Required action:
Copy out the data word for word, without any of its pictures.

Records for processing:
★ ★ ★ ★ ★ ★ ★

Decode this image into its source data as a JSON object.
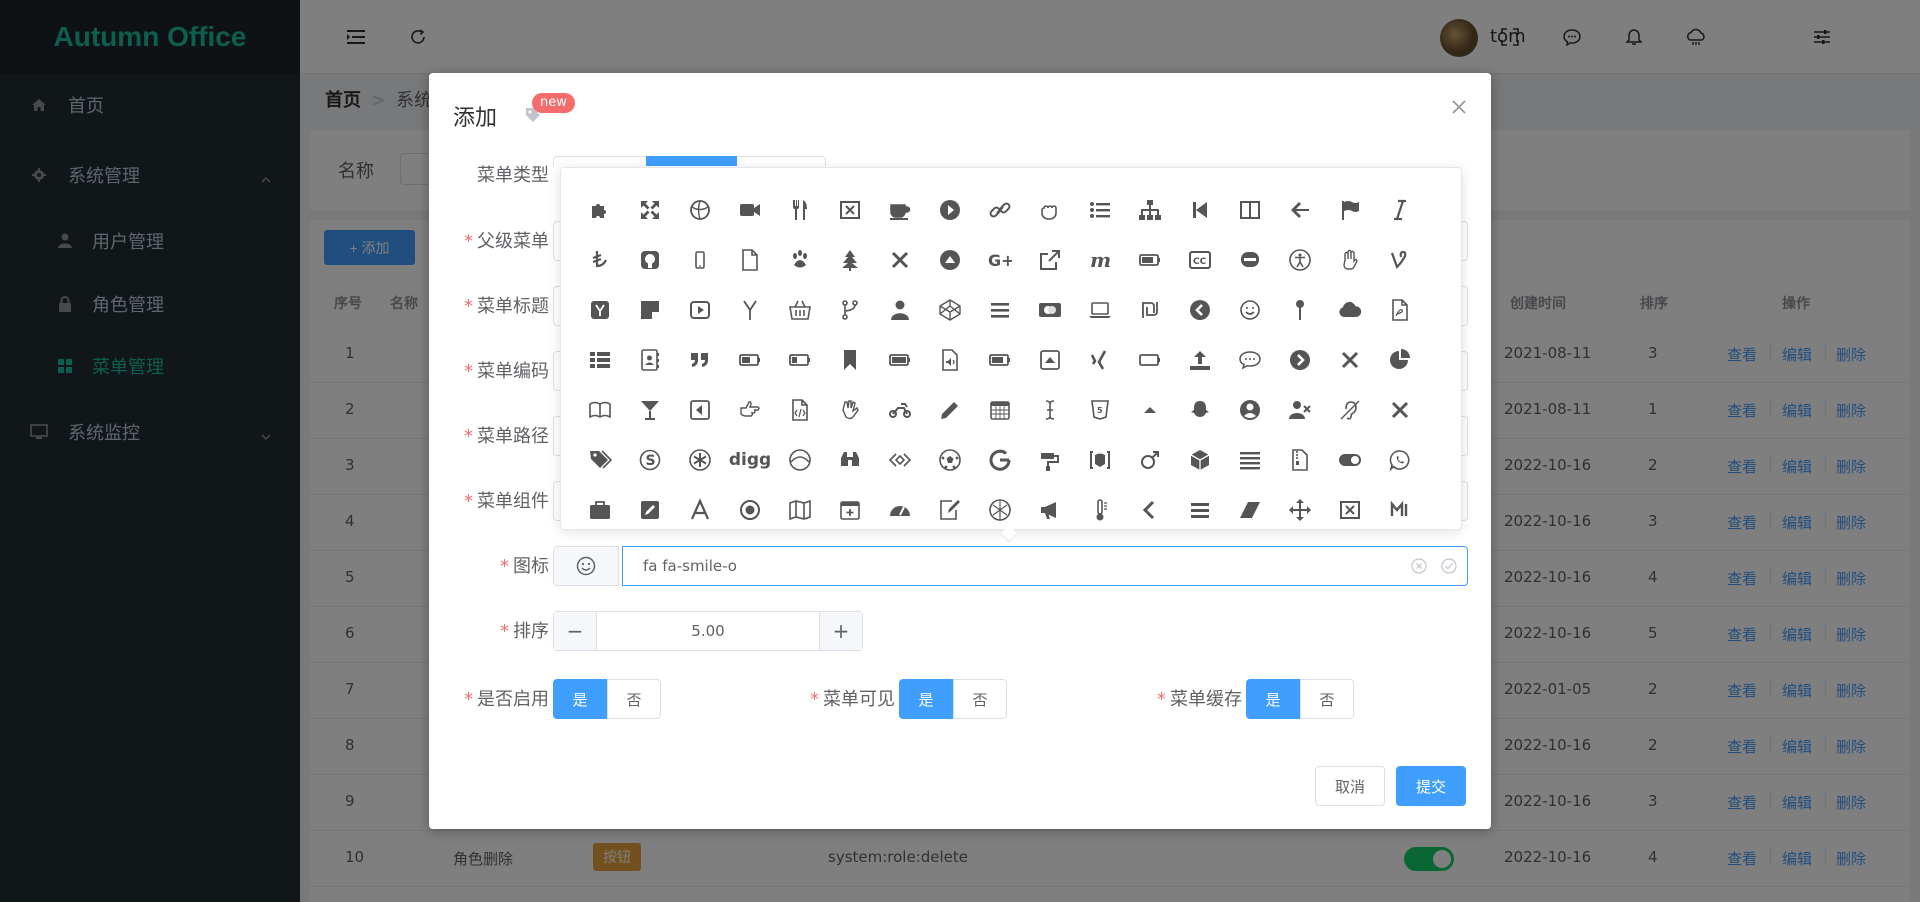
{
  "app": {
    "brand": "Autumn Office",
    "user": "tom"
  },
  "sidebar": {
    "items": [
      {
        "label": "首页",
        "icon": "home-icon"
      },
      {
        "label": "系统管理",
        "icon": "gear-icon",
        "children": [
          {
            "label": "用户管理",
            "icon": "user-icon"
          },
          {
            "label": "角色管理",
            "icon": "lock-icon"
          },
          {
            "label": "菜单管理",
            "icon": "grid-icon",
            "active": true
          }
        ]
      },
      {
        "label": "系统监控",
        "icon": "monitor-icon"
      }
    ]
  },
  "breadcrumb": {
    "first": "首页",
    "second": "系统"
  },
  "search": {
    "label": "名称"
  },
  "toolbar": {
    "add_label": "+ 添加"
  },
  "table": {
    "headers": [
      "序号",
      "名称",
      "创建时间",
      "排序",
      "操作"
    ],
    "rows": [
      {
        "no": "1",
        "date": "2021-08-11",
        "sort": "3"
      },
      {
        "no": "2",
        "date": "2021-08-11",
        "sort": "1"
      },
      {
        "no": "3",
        "date": "2022-10-16",
        "sort": "2"
      },
      {
        "no": "4",
        "date": "2022-10-16",
        "sort": "3"
      },
      {
        "no": "5",
        "date": "2022-10-16",
        "sort": "4"
      },
      {
        "no": "6",
        "date": "2022-10-16",
        "sort": "5"
      },
      {
        "no": "7",
        "date": "2022-01-05",
        "sort": "2"
      },
      {
        "no": "8",
        "date": "2022-10-16",
        "sort": "2"
      },
      {
        "no": "9",
        "date": "2022-10-16",
        "sort": "3"
      },
      {
        "no": "10",
        "name": "角色删除",
        "type": "按钮",
        "perm": "system:role:delete",
        "date": "2022-10-16",
        "sort": "4"
      }
    ],
    "ops": {
      "view": "查看",
      "edit": "编辑",
      "delete": "删除"
    }
  },
  "dialog": {
    "title": "添加",
    "badge": "new",
    "labels": {
      "menu_type": "菜单类型",
      "parent": "父级菜单",
      "title": "菜单标题",
      "code": "菜单编码",
      "path": "菜单路径",
      "component": "菜单组件",
      "icon": "图标",
      "sort": "排序",
      "enabled": "是否启用",
      "visible": "菜单可见",
      "cache": "菜单缓存"
    },
    "icon_value": "fa fa-smile-o",
    "sort_value": "5.00",
    "yes": "是",
    "no": "否",
    "cancel": "取消",
    "submit": "提交"
  },
  "picker": {
    "text_icons": {
      "digg": "digg"
    }
  },
  "colors": {
    "primary": "#409eff",
    "brand": "#1abc9c",
    "sidebar": "#222d32",
    "danger": "#f56c6c"
  }
}
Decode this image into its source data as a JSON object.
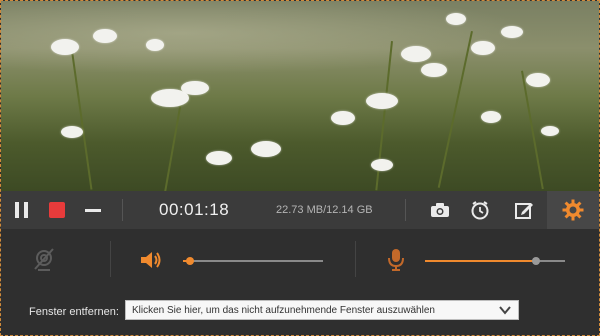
{
  "toolbar": {
    "timer": "00:01:18",
    "file_size": "22.73 MB/12.14 GB"
  },
  "controls": {
    "speaker_volume": 0.05,
    "microphone_volume": 0.79,
    "accent_color": "#f08a2e"
  },
  "bottom": {
    "exclude_label": "Fenster entfernen:",
    "exclude_placeholder": "Klicken Sie hier, um das nicht aufzunehmende Fenster auszuwählen"
  },
  "icons": [
    "pause-icon",
    "stop-icon",
    "minimize-icon",
    "camera-icon",
    "clock-icon",
    "edit-icon",
    "gear-icon",
    "webcam-off-icon",
    "speaker-icon",
    "microphone-icon",
    "chevron-down-icon"
  ]
}
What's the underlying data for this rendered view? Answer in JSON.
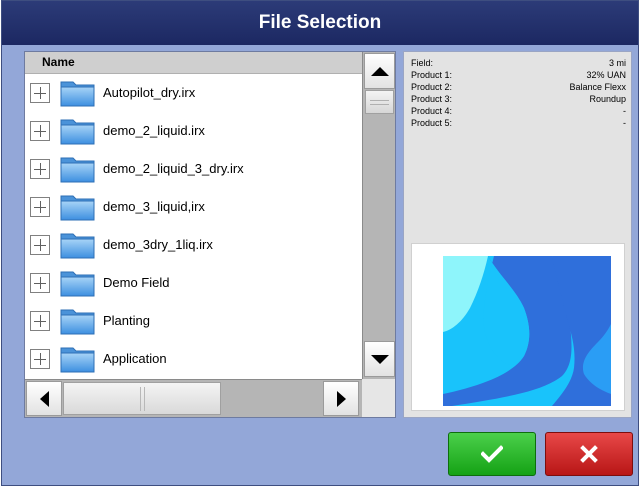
{
  "dialog": {
    "title": "File Selection"
  },
  "file_list": {
    "header": "Name",
    "items": [
      {
        "label": "Autopilot_dry.irx"
      },
      {
        "label": "demo_2_liquid.irx"
      },
      {
        "label": "demo_2_liquid_3_dry.irx"
      },
      {
        "label": "demo_3_liquid,irx"
      },
      {
        "label": "demo_3dry_1liq.irx"
      },
      {
        "label": "Demo Field"
      },
      {
        "label": "Planting"
      },
      {
        "label": "Application"
      }
    ]
  },
  "details": {
    "rows": [
      {
        "key": "Field:",
        "value": "3 mi"
      },
      {
        "key": "Product 1:",
        "value": "32% UAN"
      },
      {
        "key": "Product 2:",
        "value": "Balance Flexx"
      },
      {
        "key": "Product 3:",
        "value": "Roundup"
      },
      {
        "key": "Product 4:",
        "value": "-"
      },
      {
        "key": "Product 5:",
        "value": "-"
      }
    ]
  },
  "icons": {
    "ok": "checkmark-icon",
    "cancel": "x-icon",
    "expand": "plus-expander-icon",
    "folder": "folder-icon"
  },
  "colors": {
    "title_bar": "#1f2b66",
    "dialog_bg": "#93a7d8",
    "ok_button": "#22b022",
    "cancel_button": "#cc2222",
    "map_zone_light": "#8ef5fb",
    "map_zone_cyan": "#19c3fb",
    "map_zone_blue": "#2f6fdb",
    "map_zone_mid": "#2a9df5"
  }
}
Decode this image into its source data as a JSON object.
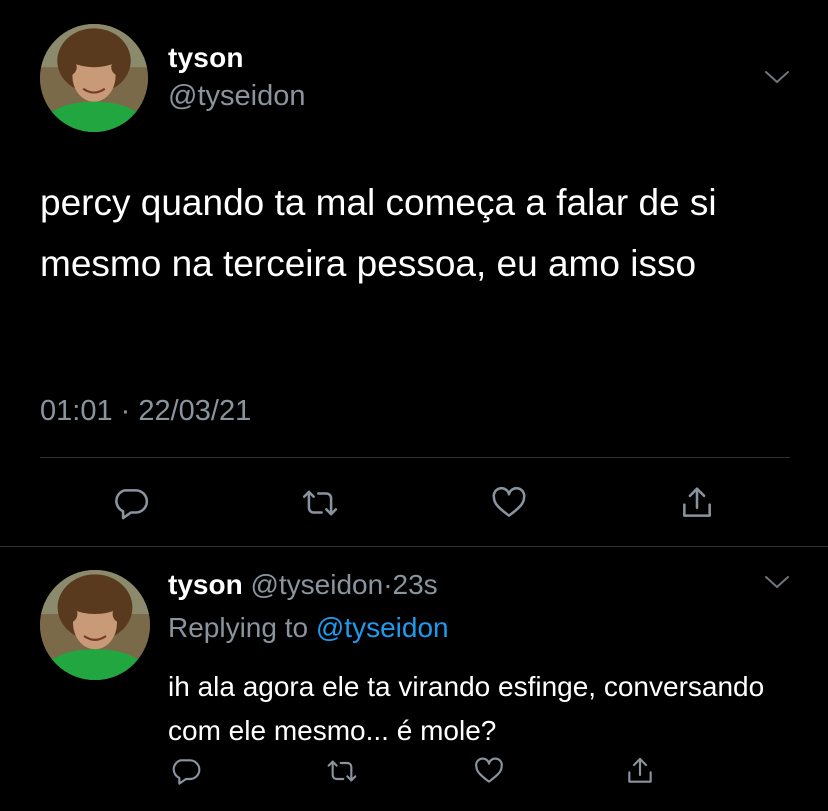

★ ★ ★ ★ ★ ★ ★

Answer to the exercise:
Decode this image into its source data as a JSON object.
{
  "app": {
    "brand": "Autumn Office",
    "user": "tom"
  },
  "sidebar": {
    "items": [
      {
        "label": "首页",
        "icon": "home-icon"
      },
      {
        "label": "系统管理",
        "icon": "gear-icon",
        "children": [
          {
            "label": "用户管理",
            "icon": "user-icon"
          },
          {
            "label": "角色管理",
            "icon": "lock-icon"
          },
          {
            "label": "菜单管理",
            "icon": "grid-icon",
            "active": true
          }
        ]
      },
      {
        "label": "系统监控",
        "icon": "monitor-icon"
      }
    ]
  },
  "breadcrumb": {
    "first": "首页",
    "second": "系统"
  },
  "search": {
    "label": "名称"
  },
  "toolbar": {
    "add_label": "+ 添加"
  },
  "table": {
    "headers": [
      "序号",
      "名称",
      "创建时间",
      "排序",
      "操作"
    ],
    "rows": [
      {
        "no": "1",
        "date": "2021-08-11",
        "sort": "3"
      },
      {
        "no": "2",
        "date": "2021-08-11",
        "sort": "1"
      },
      {
        "no": "3",
        "date": "2022-10-16",
        "sort": "2"
      },
      {
        "no": "4",
        "date": "2022-10-16",
        "sort": "3"
      },
      {
        "no": "5",
        "date": "2022-10-16",
        "sort": "4"
      },
      {
        "no": "6",
        "date": "2022-10-16",
        "sort": "5"
      },
      {
        "no": "7",
        "date": "2022-01-05",
        "sort": "2"
      },
      {
        "no": "8",
        "date": "2022-10-16",
        "sort": "2"
      },
      {
        "no": "9",
        "date": "2022-10-16",
        "sort": "3"
      },
      {
        "no": "10",
        "name": "角色删除",
        "type": "按钮",
        "perm": "system:role:delete",
        "date": "2022-10-16",
        "sort": "4"
      }
    ],
    "ops": {
      "view": "查看",
      "edit": "编辑",
      "delete": "删除"
    }
  },
  "dialog": {
    "title": "添加",
    "badge": "new",
    "labels": {
      "menu_type": "菜单类型",
      "parent": "父级菜单",
      "title": "菜单标题",
      "code": "菜单编码",
      "path": "菜单路径",
      "component": "菜单组件",
      "icon": "图标",
      "sort": "排序",
      "enabled": "是否启用",
      "visible": "菜单可见",
      "cache": "菜单缓存"
    },
    "icon_value": "fa fa-smile-o",
    "sort_value": "5.00",
    "yes": "是",
    "no": "否",
    "cancel": "取消",
    "submit": "提交"
  },
  "picker": {
    "text_icons": {
      "digg": "digg"
    }
  },
  "colors": {
    "primary": "#409eff",
    "brand": "#1abc9c",
    "sidebar": "#222d32",
    "danger": "#f56c6c"
  }
}
Decode this image into its source data as a JSON object.
{
  "toolbar": {
    "timer": "00:01:18",
    "file_size": "22.73 MB/12.14 GB"
  },
  "controls": {
    "speaker_volume": 0.05,
    "microphone_volume": 0.79,
    "accent_color": "#f08a2e"
  },
  "bottom": {
    "exclude_label": "Fenster entfernen:",
    "exclude_placeholder": "Klicken Sie hier, um das nicht aufzunehmende Fenster auszuwählen"
  },
  "icons": [
    "pause-icon",
    "stop-icon",
    "minimize-icon",
    "camera-icon",
    "clock-icon",
    "edit-icon",
    "gear-icon",
    "webcam-off-icon",
    "speaker-icon",
    "microphone-icon",
    "chevron-down-icon"
  ]
}
What's the underlying data for this rendered view? Answer in JSON.
{
  "dialog": {
    "title": "File Selection"
  },
  "file_list": {
    "header": "Name",
    "items": [
      {
        "label": "Autopilot_dry.irx"
      },
      {
        "label": "demo_2_liquid.irx"
      },
      {
        "label": "demo_2_liquid_3_dry.irx"
      },
      {
        "label": "demo_3_liquid,irx"
      },
      {
        "label": "demo_3dry_1liq.irx"
      },
      {
        "label": "Demo Field"
      },
      {
        "label": "Planting"
      },
      {
        "label": "Application"
      }
    ]
  },
  "details": {
    "rows": [
      {
        "key": "Field:",
        "value": "3 mi"
      },
      {
        "key": "Product 1:",
        "value": "32% UAN"
      },
      {
        "key": "Product 2:",
        "value": "Balance Flexx"
      },
      {
        "key": "Product 3:",
        "value": "Roundup"
      },
      {
        "key": "Product 4:",
        "value": "-"
      },
      {
        "key": "Product 5:",
        "value": "-"
      }
    ]
  },
  "icons": {
    "ok": "checkmark-icon",
    "cancel": "x-icon",
    "expand": "plus-expander-icon",
    "folder": "folder-icon"
  },
  "colors": {
    "title_bar": "#1f2b66",
    "dialog_bg": "#93a7d8",
    "ok_button": "#22b022",
    "cancel_button": "#cc2222",
    "map_zone_light": "#8ef5fb",
    "map_zone_cyan": "#19c3fb",
    "map_zone_blue": "#2f6fdb",
    "map_zone_mid": "#2a9df5"
  }
}
Decode this image into its source data as a JSON object.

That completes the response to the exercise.